Most battery backup systems are equipped with alarms to notify you if the main power goes out and the backup system is operating. Battery backup systems are not designed to run for long periods of time, but they may buy you enough time to borrow a portable generator or for the electric company to restore power to your home.

When you lose power at home, your sump pump will not run without a backup system. Unfortunately, the water will keep flowing into the basin and the most likely time for a power outage is during a storm. You have three options for providing backup for your sump pump.  

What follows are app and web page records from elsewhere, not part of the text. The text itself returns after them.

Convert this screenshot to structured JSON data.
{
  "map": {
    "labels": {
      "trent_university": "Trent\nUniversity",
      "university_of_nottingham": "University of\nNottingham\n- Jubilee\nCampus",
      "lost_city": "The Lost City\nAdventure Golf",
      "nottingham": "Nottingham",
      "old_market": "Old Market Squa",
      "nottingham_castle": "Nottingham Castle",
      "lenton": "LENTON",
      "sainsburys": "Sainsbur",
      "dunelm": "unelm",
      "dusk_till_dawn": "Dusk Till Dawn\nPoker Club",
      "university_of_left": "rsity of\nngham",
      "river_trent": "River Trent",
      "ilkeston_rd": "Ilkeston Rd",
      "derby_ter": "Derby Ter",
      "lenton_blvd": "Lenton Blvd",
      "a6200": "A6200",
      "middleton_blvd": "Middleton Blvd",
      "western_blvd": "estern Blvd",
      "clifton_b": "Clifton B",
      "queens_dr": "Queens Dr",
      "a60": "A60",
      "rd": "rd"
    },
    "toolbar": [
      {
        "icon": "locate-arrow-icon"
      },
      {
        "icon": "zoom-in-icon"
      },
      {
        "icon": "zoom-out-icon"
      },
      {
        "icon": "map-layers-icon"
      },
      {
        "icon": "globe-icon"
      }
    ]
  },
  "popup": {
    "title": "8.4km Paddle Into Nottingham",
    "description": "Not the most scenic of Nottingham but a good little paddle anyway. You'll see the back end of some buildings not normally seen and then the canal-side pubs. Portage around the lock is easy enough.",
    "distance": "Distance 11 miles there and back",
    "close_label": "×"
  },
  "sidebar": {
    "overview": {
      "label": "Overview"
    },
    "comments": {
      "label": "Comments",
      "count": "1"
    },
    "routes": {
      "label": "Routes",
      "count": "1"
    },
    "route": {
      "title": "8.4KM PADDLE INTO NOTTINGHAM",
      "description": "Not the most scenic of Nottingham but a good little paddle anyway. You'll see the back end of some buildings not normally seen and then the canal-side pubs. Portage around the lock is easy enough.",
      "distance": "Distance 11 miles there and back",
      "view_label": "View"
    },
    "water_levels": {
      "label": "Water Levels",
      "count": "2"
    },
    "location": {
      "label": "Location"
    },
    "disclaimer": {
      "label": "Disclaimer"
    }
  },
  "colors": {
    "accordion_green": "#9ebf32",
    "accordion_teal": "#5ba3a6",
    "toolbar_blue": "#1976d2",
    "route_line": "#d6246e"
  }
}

  • Battery backup systems are the most common and most widely available.
  • A water pressure backup is a pump that runs off your municipal water supply pressure during a power outage.
  • You can also just plug the sump pump into a portable gas-powered generator.

Pros of a Backup System for Sump Pump

  • Battery: Automatically operates including when you are not home. Most easy of the three to install. Commonly available.
  • Water: Automatically operates including when you are not home. Virtually maintenance-free. Nearly limitless run time (assumes municipal water pressure is available)
  • Generator: Will run for an extended period of time with fuel refills, no extra cost if you already have a generator, can be used to operate other items (if sized appropriately) with during an outage or anytime needed.

Cons of a Backup System for Sump Pump

  • Battery: run time-limited by battery life (not a good option of your pump runs extensively during rain events), requires regular battery maintenance and checks, the battery has limited life regardless if the pump runs or not.
  • Water: Typically will require professional installation, limited capacity depending on your water system pressure, will not work if you have a private well
  • Generator: Not efficient or economical if only using to power the sump pump, must be operated outdoors